Academic Advising

One of the key duties of your academic advisor is to help you construct an educational program consonant with your interests and graduation requirements. Academic advisors help students make decisions by drawing upon their own educational experiences and their understanding of the variety of ways in which students thrive at Oberlin. Advisors are most often members of the teaching faculty, but some members of the professional staff serve as advisors for first- and second-year students.

As the title of the role suggests, your advisor works with you in an advising capacity. The decisions you make? They are yours and yours to own. Your advisor might try to persuade you to take one course of action over another, but in the end, your advisor honors your agency and your ability to make your own decisions. Each semester, during the registration period for the subsequent semester, you need to meet with your advisor ahead of your registration window to discuss your proposed schedule. Toward the end of your meeting, your advisor is expected to provide you with your registration alternate personal identification number (“RAP number”), which you need in order to register. Your possession of your RAP number indicates that you have met with your advisor and, ideally (but not always), that you have agreed upon a balanced selection of courses for you for the upcoming semester. In turn, you are responsible for your final choices, and for ensuring that you fulfill the general requirements and the requirements of your major.

Advisors, of course, can do much more than simply help a student with course selection and review graduation requirements. To begin, your advisor may ask about your proposed schedule, in terms of balance across the divisions of arts and humanities, the social sciences, and the natural sciences and mathematics, and ask you about how these courses coincide with your academic strengths and weaknesses. Some advisors challenge their advisees to think about alternative possibilities; others encourage students to present the pros and cons of their proposed selections. In each of these cases, the advisor is encouraging the student to make clear goals, consider various options, and make careful choices.

If you arrive at meetings with your advisor prepared to answer such questions, you can improve the likelihood that your conversation with your advisor will include a review of the bigger, more resonant questions at this phase of your life: What does it all mean? What am I doing here? How do I forge a balance between my studies, both of my extra-curricular obligations, and my social life? How can I leave Oberlin a better place than I found it?

While faculty advisors may be most knowledgeable about the courses in their own departments, faculty advisors can also help you find information from other sources. Faculty members at Oberlin are accessible via office hours and e-mail, and you can often seek answers to your questions face-to-face with faculty from another department.

Advisor Assignments and Changing Advisors

As noted here, students in the arts and sciences learn about their advisor assignment during orientation, and the vast majority of students keep that advisor until they formally declare a major. The advising information submitted online by the student is closely considered in the initial assignment of an academic advisor. A student may change advisor at any time by finding another member of the faculty or advising staff to agree to serve as advisor and, in turn, by notifying the Office of the Dean of Studies. Students who need assistance with this decision are encouraged to meet with a dean of studies. To change advisors prior to major declaration, the student needs to have the new advisor sign the change of advisor card from the Office of the Dean of Studies, and return it to Peters 205. Part of the process of declaring a major includes selecting as your advisor a member of the major department. If a student declares an individual major, one or more faculty members will supervise the student’s progress and serve as advisors. Please note: When you declare or change a major, the change of advisor will be done through the major declaration form. You do not need to complete the change of advisor card.

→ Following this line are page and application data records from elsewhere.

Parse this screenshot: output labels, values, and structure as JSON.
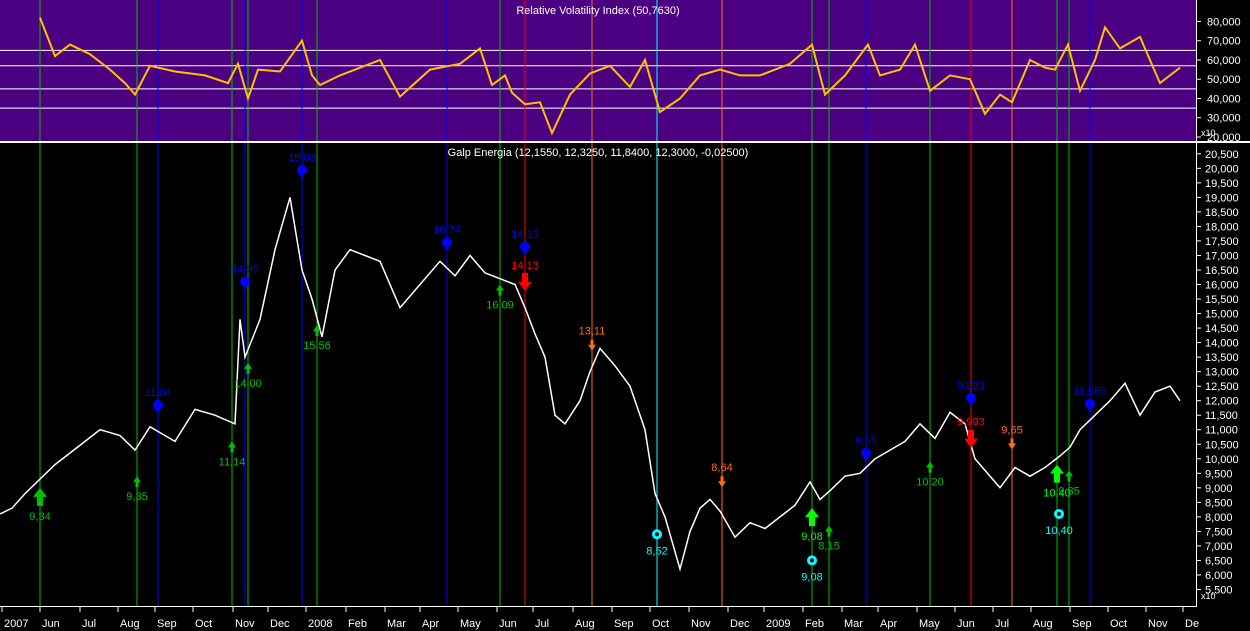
{
  "colors": {
    "background": "#000000",
    "rvi_panel_bg": "#4b0082",
    "rvi_line": "#ffc000",
    "price_line": "#ffffff",
    "green": "#00c000",
    "bright_green": "#00ff00",
    "blue": "#0000ff",
    "red": "#ff0000",
    "orange": "#ff6a20",
    "cyan": "#00ffff",
    "axis_text": "#ffffff"
  },
  "chart_data": [
    {
      "type": "line",
      "title": "Relative Volatility Index (50,7630)",
      "ylim": [
        20,
        87
      ],
      "y_ticks": [
        "80,000",
        "70,000",
        "60,000",
        "50,000",
        "40,000",
        "30,000",
        "20,000"
      ],
      "y_tick_values": [
        80,
        70,
        60,
        50,
        40,
        30,
        20
      ],
      "multiplier_label": "x10",
      "reference_lines": [
        35,
        45,
        57,
        65
      ],
      "x": [
        0,
        20,
        40,
        55,
        70,
        90,
        110,
        125,
        135,
        150,
        175,
        205,
        228,
        238,
        248,
        258,
        280,
        302,
        312,
        320,
        340,
        380,
        400,
        430,
        460,
        480,
        492,
        505,
        512,
        525,
        540,
        552,
        570,
        590,
        610,
        630,
        645,
        660,
        680,
        700,
        720,
        740,
        760,
        790,
        812,
        825,
        845,
        868,
        880,
        900,
        915,
        930,
        950,
        970,
        985,
        1000,
        1012,
        1030,
        1045,
        1055,
        1068,
        1080,
        1095,
        1105,
        1120,
        1140,
        1160,
        1180
      ],
      "series": [
        {
          "values": [
            null,
            null,
            82,
            62,
            68,
            63,
            55,
            48,
            42,
            57,
            54,
            52,
            48,
            58,
            40,
            55,
            54,
            70,
            52,
            47,
            52,
            60,
            41,
            55,
            58,
            66,
            47,
            52,
            43,
            37,
            38,
            22,
            42,
            53,
            57,
            46,
            60,
            33,
            40,
            52,
            55,
            52,
            52,
            58,
            68,
            42,
            52,
            68,
            52,
            55,
            68,
            44,
            52,
            50,
            32,
            42,
            38,
            60,
            56,
            55,
            68,
            44,
            60,
            77,
            66,
            72,
            48,
            56
          ]
        }
      ]
    },
    {
      "type": "line",
      "title": "Galp Energia (12,1550, 12,3250, 11,8400, 12,3000, -0,02500)",
      "ylim": [
        5.0,
        20.7
      ],
      "y_ticks": [
        "20,500",
        "20,000",
        "19,500",
        "19,000",
        "18,500",
        "18,000",
        "17,500",
        "17,000",
        "16,500",
        "16,000",
        "15,500",
        "15,000",
        "14,500",
        "14,000",
        "13,500",
        "13,000",
        "12,500",
        "12,000",
        "11,500",
        "11,000",
        "10,500",
        "10,000",
        "9,500",
        "9,000",
        "8,500",
        "8,000",
        "7,500",
        "7,000",
        "6,500",
        "6,000",
        "5,500"
      ],
      "y_tick_values": [
        20.5,
        20.0,
        19.5,
        19.0,
        18.5,
        18.0,
        17.5,
        17.0,
        16.5,
        16.0,
        15.5,
        15.0,
        14.5,
        14.0,
        13.5,
        13.0,
        12.5,
        12.0,
        11.5,
        11.0,
        10.5,
        10.0,
        9.5,
        9.0,
        8.5,
        8.0,
        7.5,
        7.0,
        6.5,
        6.0,
        5.5
      ],
      "multiplier_label": "x10",
      "x_ticks": [
        "2007",
        "Jun",
        "Jul",
        "Aug",
        "Sep",
        "Oct",
        "Nov",
        "Dec",
        "2008",
        "Feb",
        "Mar",
        "Apr",
        "May",
        "Jun",
        "Jul",
        "Aug",
        "Sep",
        "Oct",
        "Nov",
        "Dec",
        "2009",
        "Feb",
        "Mar",
        "Apr",
        "May",
        "Jun",
        "Jul",
        "Aug",
        "Sep",
        "Oct",
        "Nov",
        "De"
      ],
      "x_tick_values": [
        2,
        40,
        80,
        118,
        155,
        193,
        233,
        268,
        306,
        346,
        385,
        420,
        458,
        497,
        533,
        573,
        612,
        650,
        689,
        728,
        764,
        803,
        842,
        878,
        917,
        955,
        993,
        1031,
        1070,
        1108,
        1146,
        1183
      ],
      "x": [
        0,
        12,
        25,
        40,
        55,
        70,
        85,
        100,
        120,
        135,
        150,
        160,
        175,
        195,
        215,
        235,
        240,
        245,
        260,
        275,
        290,
        302,
        312,
        322,
        335,
        350,
        365,
        380,
        400,
        420,
        440,
        455,
        470,
        485,
        500,
        515,
        525,
        535,
        545,
        555,
        565,
        580,
        590,
        600,
        615,
        630,
        645,
        655,
        665,
        680,
        690,
        700,
        710,
        720,
        735,
        750,
        765,
        780,
        795,
        810,
        820,
        830,
        845,
        860,
        875,
        890,
        905,
        920,
        935,
        950,
        965,
        975,
        985,
        1000,
        1015,
        1030,
        1045,
        1060,
        1070,
        1080,
        1095,
        1110,
        1125,
        1140,
        1155,
        1170,
        1180
      ],
      "series": [
        {
          "values": [
            8.1,
            8.3,
            8.8,
            9.3,
            9.8,
            10.2,
            10.6,
            11.0,
            10.8,
            10.3,
            11.1,
            10.9,
            10.6,
            11.7,
            11.5,
            11.2,
            14.8,
            13.5,
            14.8,
            17.2,
            19.0,
            16.5,
            15.5,
            14.2,
            16.5,
            17.2,
            17.0,
            16.8,
            15.2,
            16.0,
            16.8,
            16.3,
            17.0,
            16.4,
            16.2,
            16.0,
            15.2,
            14.3,
            13.5,
            11.5,
            11.2,
            12.0,
            13.0,
            13.8,
            13.2,
            12.5,
            11.0,
            8.8,
            8.0,
            6.2,
            7.5,
            8.3,
            8.6,
            8.2,
            7.3,
            7.8,
            7.6,
            8.0,
            8.4,
            9.2,
            8.6,
            8.9,
            9.4,
            9.5,
            10.0,
            10.3,
            10.6,
            11.2,
            10.7,
            11.6,
            11.2,
            10.0,
            9.6,
            9.0,
            9.7,
            9.4,
            9.7,
            10.1,
            10.4,
            11.0,
            11.5,
            12.0,
            12.6,
            11.5,
            12.3,
            12.5,
            12.0
          ]
        }
      ],
      "annotations": [
        {
          "text": "9,34",
          "x": 40,
          "y": 9.0,
          "color": "green",
          "marker": "big-up-arrow",
          "label_pos": "below"
        },
        {
          "text": "9,35",
          "x": 137,
          "y": 9.4,
          "color": "green",
          "marker": "up-arrow",
          "label_pos": "below"
        },
        {
          "text": "11,04",
          "x": 158,
          "y": 11.85,
          "color": "blue",
          "marker": "diamond",
          "label_pos": "above"
        },
        {
          "text": "11,14",
          "x": 232,
          "y": 10.6,
          "color": "green",
          "marker": "up-arrow",
          "label_pos": "below"
        },
        {
          "text": "14,95",
          "x": 245,
          "y": 16.1,
          "color": "blue",
          "marker": "diamond",
          "label_pos": "above"
        },
        {
          "text": "14,00",
          "x": 248,
          "y": 13.3,
          "color": "green",
          "marker": "up-arrow",
          "label_pos": "below"
        },
        {
          "text": "19,03",
          "x": 302,
          "y": 19.95,
          "color": "blue",
          "marker": "diamond",
          "label_pos": "above"
        },
        {
          "text": "15,56",
          "x": 317,
          "y": 14.6,
          "color": "green",
          "marker": "up-arrow",
          "label_pos": "below"
        },
        {
          "text": "16,74",
          "x": 447,
          "y": 17.45,
          "color": "blue",
          "marker": "diamond",
          "label_pos": "above"
        },
        {
          "text": "16,09",
          "x": 500,
          "y": 16.0,
          "color": "green",
          "marker": "up-arrow",
          "label_pos": "below"
        },
        {
          "text": "14,13",
          "x": 525,
          "y": 17.3,
          "color": "blue",
          "marker": "diamond",
          "label_pos": "above"
        },
        {
          "text": "14,13",
          "x": 525,
          "y": 16.4,
          "color": "red",
          "marker": "big-down-arrow",
          "label_pos": "above"
        },
        {
          "text": "13,11",
          "x": 592,
          "y": 14.1,
          "color": "orange",
          "marker": "down-arrow",
          "label_pos": "above"
        },
        {
          "text": "8,52",
          "x": 657,
          "y": 7.4,
          "color": "cyan",
          "marker": "skull",
          "label_pos": "below"
        },
        {
          "text": "8,64",
          "x": 722,
          "y": 9.4,
          "color": "orange",
          "marker": "down-arrow",
          "label_pos": "above"
        },
        {
          "text": "9,08",
          "x": 812,
          "y": 8.3,
          "color": "bright_green",
          "marker": "big-up-arrow",
          "label_pos": "below"
        },
        {
          "text": "9,08",
          "x": 812,
          "y": 6.5,
          "color": "cyan",
          "marker": "skull",
          "label_pos": "below"
        },
        {
          "text": "8,15",
          "x": 829,
          "y": 7.7,
          "color": "green",
          "marker": "up-arrow",
          "label_pos": "below"
        },
        {
          "text": "9,65",
          "x": 866,
          "y": 10.2,
          "color": "blue",
          "marker": "diamond",
          "label_pos": "above"
        },
        {
          "text": "10,20",
          "x": 930,
          "y": 9.9,
          "color": "green",
          "marker": "up-arrow",
          "label_pos": "below"
        },
        {
          "text": "9,993",
          "x": 971,
          "y": 12.1,
          "color": "blue",
          "marker": "diamond",
          "label_pos": "above"
        },
        {
          "text": "9,993",
          "x": 971,
          "y": 11.0,
          "color": "red",
          "marker": "big-down-arrow",
          "label_pos": "above"
        },
        {
          "text": "9,65",
          "x": 1012,
          "y": 10.7,
          "color": "orange",
          "marker": "down-arrow",
          "label_pos": "above"
        },
        {
          "text": "10,40",
          "x": 1057,
          "y": 9.8,
          "color": "bright_green",
          "marker": "big-up-arrow",
          "label_pos": "below"
        },
        {
          "text": "10,40",
          "x": 1059,
          "y": 8.1,
          "color": "cyan",
          "marker": "skull",
          "label_pos": "below"
        },
        {
          "text": "9,35",
          "x": 1069,
          "y": 9.6,
          "color": "green",
          "marker": "up-arrow",
          "label_pos": "below"
        },
        {
          "text": "11,085",
          "x": 1090,
          "y": 11.9,
          "color": "blue",
          "marker": "diamond",
          "label_pos": "above"
        }
      ],
      "vertical_lines": [
        {
          "x": 40,
          "color": "green"
        },
        {
          "x": 137,
          "color": "green"
        },
        {
          "x": 158,
          "color": "blue"
        },
        {
          "x": 232,
          "color": "green"
        },
        {
          "x": 245,
          "color": "blue"
        },
        {
          "x": 248,
          "color": "green"
        },
        {
          "x": 302,
          "color": "blue"
        },
        {
          "x": 317,
          "color": "green"
        },
        {
          "x": 447,
          "color": "blue"
        },
        {
          "x": 500,
          "color": "green"
        },
        {
          "x": 525,
          "color": "red"
        },
        {
          "x": 592,
          "color": "orange"
        },
        {
          "x": 657,
          "color": "cyan"
        },
        {
          "x": 722,
          "color": "orange"
        },
        {
          "x": 812,
          "color": "green"
        },
        {
          "x": 829,
          "color": "green"
        },
        {
          "x": 866,
          "color": "blue"
        },
        {
          "x": 930,
          "color": "green"
        },
        {
          "x": 971,
          "color": "red"
        },
        {
          "x": 1012,
          "color": "orange"
        },
        {
          "x": 1057,
          "color": "green"
        },
        {
          "x": 1069,
          "color": "green"
        },
        {
          "x": 1090,
          "color": "blue"
        }
      ]
    }
  ]
}
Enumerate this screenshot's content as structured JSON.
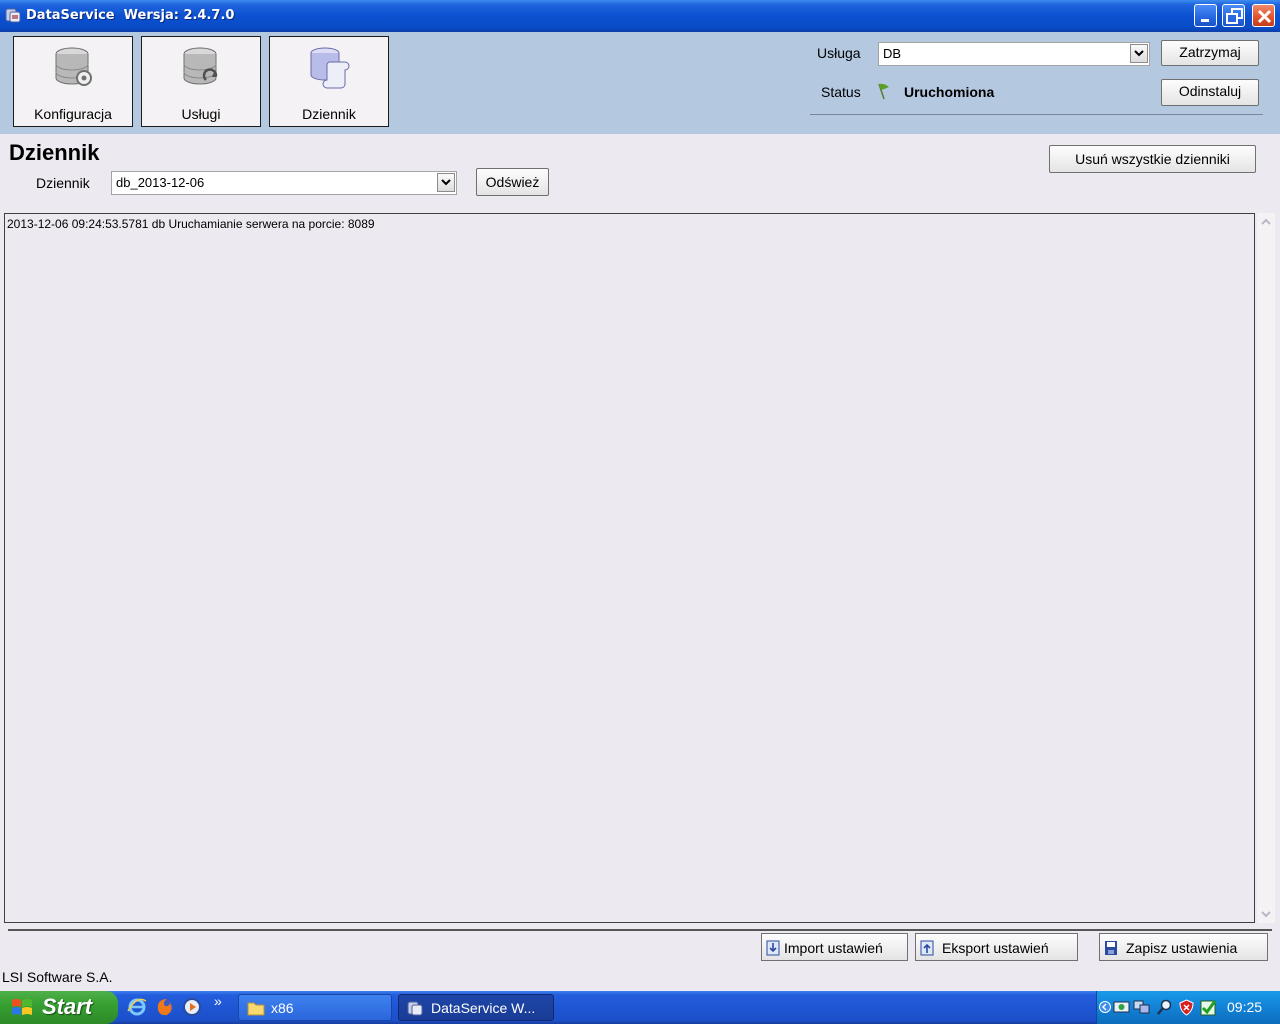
{
  "window": {
    "title": "DataService  Wersja: 2.4.7.0"
  },
  "nav": {
    "konfiguracja": "Konfiguracja",
    "uslugi": "Usługi",
    "dziennik": "Dziennik"
  },
  "service": {
    "label": "Usługa",
    "value": "DB",
    "stop_button": "Zatrzymaj",
    "status_label": "Status",
    "status_value": "Uruchomiona",
    "uninstall_button": "Odinstaluj"
  },
  "page": {
    "title": "Dziennik",
    "log_label": "Dziennik",
    "log_select_value": "db_2013-12-06",
    "refresh_button": "Odśwież",
    "delete_all_button": "Usuń wszystkie dzienniki",
    "log_lines": [
      "2013-12-06 09:24:53.5781 db Uruchamianie serwera na porcie: 8089"
    ]
  },
  "footer": {
    "import_button": "Import ustawień",
    "export_button": "Eksport ustawień",
    "save_button": "Zapisz ustawienia",
    "company": "LSI Software S.A."
  },
  "taskbar": {
    "start": "Start",
    "overflow": "»",
    "task_folder": "x86",
    "task_app": "DataService  W...",
    "clock": "09:25"
  },
  "colors": {
    "header_band": "#b4c8e0",
    "window_bg": "#ece9f0",
    "titlebar": "#0b50d0",
    "status_flag": "#5aa028"
  }
}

Advising in the College

Arts and Sciences students are assigned a general advisor until they formally declare a major. A student's expressed academic area of interest is taken into account, as much as possible, in the initial assignment of a general advisor. Typically, a student will have the same advisor for the first two years of college. However, it is easy to change advisors – to do so, download or pick up a change of advisor card from the Office of the Dean of Studies, Peters 205, have it signed by your new advisor, and then return it to the Office of the Dean of Studies. When your major is declared, a member of the major department will become your advisor. If a student declares an individual major, one or more faculty members will supervise the student's progress and serve as advisors. Please note: When you declare or change a major, the change of advisor will be done through the major declaration form. You do not need to complete the change of advisor card.

Advising for Double-Degree Students

Double-degree students must have two advisors. One is a member of the Arts and Sciences faculty, initially in or near the field of expressed interest, and ultimately in the major field. The other advisor is a conservatory faculty member in the appropriate conservatory major. Double-degree students are required to meet with both advisors before registering for courses.

Advising for International Students

Additional academic and personal advising for international students, US permanent residents, and US citizens living abroad is provided by the two international student advisors in the Office of the Dean of Studies, Peters 205. These advisors also handle immigration matters and provide direction and support when international students deal with other campus offices, such as Financial Aid, the Registrar, Student Accounts, Residential Life and Dining Services, and the Counseling Center.